Innovations in Journalism: Educating the MMJ
Eileen Teves DBA, University of the Incarnate Word (United States)
Annette E. Craven, University of the Incarnate Word (United States)
Social media has transformed television news, and the stakeholders most impacted are the journalists who were educated prior to the emergence of the multimedia journalist, or MMJ. Technology is woven into the very fabric of our daily lives. We use our smart phone alarm to awake in the morning, check Facebook for breaking news, use the calendar to review our daily schedule, instant message or text our colleagues or friends and family, and access entertainment (movies, television, radio, favorite music) anywhere there is a wifi signal. Information is instantaneously available, and news is only as far away as the time it takes to snap a smartphone picture and upload it to the airwaves. Social media has had a tremendous impact on the workload of television journalists, and the use of social media triggered concerns for the quality and accuracy of content. Results from this study explained the need to understand a changing business model, the potential for news to go wrong, and the rise of multimedia journalism.
The MMJ covers both the broadcast and digital sides of media, operating as a solo reporter who shoots, edits, and reports (Perez & Cremadas, 2014). Interview responses related to the topic of the MMJ. TV journalists expressed concerns of doing more work with less time and compensation. They drive to assignments while thinking about how to share on social media and produce their stories. Photojournalists wondered where the future lies for their position, and if MMJs were the answer (Perez & Cremadas, 2014).

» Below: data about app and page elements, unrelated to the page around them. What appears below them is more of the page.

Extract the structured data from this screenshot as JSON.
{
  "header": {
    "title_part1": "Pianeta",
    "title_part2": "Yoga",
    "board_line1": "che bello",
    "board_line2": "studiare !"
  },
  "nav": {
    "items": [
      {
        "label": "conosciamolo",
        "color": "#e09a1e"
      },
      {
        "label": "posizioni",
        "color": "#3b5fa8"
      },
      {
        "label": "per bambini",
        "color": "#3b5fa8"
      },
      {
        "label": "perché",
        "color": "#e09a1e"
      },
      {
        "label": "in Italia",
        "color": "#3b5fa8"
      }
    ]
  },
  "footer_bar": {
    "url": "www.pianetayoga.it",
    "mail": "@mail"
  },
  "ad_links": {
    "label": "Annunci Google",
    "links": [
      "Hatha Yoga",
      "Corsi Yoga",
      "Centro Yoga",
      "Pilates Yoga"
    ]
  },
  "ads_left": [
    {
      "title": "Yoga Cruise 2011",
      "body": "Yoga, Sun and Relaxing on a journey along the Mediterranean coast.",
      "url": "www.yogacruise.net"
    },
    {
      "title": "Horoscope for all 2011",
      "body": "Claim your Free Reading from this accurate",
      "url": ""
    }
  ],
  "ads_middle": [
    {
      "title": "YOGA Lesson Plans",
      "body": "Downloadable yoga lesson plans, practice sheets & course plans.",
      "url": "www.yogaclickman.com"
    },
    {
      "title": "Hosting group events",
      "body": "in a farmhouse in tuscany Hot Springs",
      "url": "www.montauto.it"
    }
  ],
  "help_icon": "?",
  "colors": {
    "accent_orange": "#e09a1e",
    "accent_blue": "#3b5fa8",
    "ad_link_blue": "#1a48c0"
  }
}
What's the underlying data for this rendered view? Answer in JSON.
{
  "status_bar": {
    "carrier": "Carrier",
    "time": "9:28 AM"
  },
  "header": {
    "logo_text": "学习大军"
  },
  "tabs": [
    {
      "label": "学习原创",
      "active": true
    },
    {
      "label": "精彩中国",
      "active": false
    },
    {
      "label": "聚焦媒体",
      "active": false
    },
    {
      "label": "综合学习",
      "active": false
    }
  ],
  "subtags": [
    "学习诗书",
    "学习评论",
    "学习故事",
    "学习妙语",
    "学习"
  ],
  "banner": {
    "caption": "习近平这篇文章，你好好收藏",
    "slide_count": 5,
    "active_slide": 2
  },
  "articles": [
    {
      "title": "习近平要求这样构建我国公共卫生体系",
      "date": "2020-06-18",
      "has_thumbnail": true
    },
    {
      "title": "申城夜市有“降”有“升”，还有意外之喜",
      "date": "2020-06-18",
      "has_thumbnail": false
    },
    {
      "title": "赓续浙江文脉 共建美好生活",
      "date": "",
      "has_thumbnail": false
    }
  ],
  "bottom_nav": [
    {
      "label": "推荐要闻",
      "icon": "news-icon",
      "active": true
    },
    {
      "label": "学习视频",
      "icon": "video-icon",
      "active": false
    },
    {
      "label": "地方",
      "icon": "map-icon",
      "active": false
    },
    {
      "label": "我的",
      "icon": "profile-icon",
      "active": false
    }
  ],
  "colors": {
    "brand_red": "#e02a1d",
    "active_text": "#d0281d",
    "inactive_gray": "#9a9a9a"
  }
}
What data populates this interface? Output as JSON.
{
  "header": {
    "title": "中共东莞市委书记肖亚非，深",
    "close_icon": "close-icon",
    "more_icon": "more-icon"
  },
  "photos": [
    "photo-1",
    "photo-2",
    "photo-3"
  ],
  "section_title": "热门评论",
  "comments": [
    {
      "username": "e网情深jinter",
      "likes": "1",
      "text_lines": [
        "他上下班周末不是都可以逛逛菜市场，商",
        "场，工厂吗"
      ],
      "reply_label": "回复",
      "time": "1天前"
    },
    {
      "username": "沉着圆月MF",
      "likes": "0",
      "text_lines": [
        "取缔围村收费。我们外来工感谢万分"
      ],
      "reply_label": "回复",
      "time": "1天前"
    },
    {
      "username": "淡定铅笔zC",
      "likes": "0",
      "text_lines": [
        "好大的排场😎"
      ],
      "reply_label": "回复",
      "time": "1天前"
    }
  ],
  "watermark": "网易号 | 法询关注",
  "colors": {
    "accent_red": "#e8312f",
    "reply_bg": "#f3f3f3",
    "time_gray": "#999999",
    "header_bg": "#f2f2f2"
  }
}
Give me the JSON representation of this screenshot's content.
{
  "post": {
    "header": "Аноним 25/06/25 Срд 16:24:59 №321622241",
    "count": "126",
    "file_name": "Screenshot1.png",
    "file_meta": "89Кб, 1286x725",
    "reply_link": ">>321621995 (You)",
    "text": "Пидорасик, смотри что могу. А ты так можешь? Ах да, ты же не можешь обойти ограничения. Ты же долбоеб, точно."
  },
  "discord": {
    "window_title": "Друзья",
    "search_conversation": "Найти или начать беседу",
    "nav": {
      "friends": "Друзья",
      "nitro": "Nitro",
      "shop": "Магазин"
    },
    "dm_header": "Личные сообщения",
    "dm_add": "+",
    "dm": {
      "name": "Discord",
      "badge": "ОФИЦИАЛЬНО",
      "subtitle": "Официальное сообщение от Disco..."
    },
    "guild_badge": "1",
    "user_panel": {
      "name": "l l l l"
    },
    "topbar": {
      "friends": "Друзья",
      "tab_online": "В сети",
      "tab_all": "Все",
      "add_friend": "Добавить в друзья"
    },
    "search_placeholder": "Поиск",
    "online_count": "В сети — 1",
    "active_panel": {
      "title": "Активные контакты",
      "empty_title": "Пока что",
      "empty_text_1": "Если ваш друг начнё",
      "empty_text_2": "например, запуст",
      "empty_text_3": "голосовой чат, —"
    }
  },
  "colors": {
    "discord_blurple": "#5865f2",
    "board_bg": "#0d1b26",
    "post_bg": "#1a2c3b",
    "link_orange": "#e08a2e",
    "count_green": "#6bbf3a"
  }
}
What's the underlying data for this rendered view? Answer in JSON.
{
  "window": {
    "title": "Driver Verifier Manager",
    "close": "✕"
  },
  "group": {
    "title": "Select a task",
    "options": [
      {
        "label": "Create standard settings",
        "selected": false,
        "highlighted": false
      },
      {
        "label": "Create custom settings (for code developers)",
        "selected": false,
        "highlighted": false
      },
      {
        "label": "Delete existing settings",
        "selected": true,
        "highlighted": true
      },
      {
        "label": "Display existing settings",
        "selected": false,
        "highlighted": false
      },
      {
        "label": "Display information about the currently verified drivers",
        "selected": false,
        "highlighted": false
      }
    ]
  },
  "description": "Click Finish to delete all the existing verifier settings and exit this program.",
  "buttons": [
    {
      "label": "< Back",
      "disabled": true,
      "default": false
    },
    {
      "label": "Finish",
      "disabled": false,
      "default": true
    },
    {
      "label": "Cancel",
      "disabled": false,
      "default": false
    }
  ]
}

With therise of the MMJ, today’s journalism degree plan should reflect the demands and needs of the multimedia journalist. The traditional journalism degree plan cannot focus only on broadcast journalism, but must also include digital media, specifically social media. Educators must consider courses encompassing a scope of broadcast and digital media and communication theories to help future MMJs understand various communication models and television as a business, particularly media management. This article presents curriculum to develop the next generation of empowered, capable, and ethical MMJs.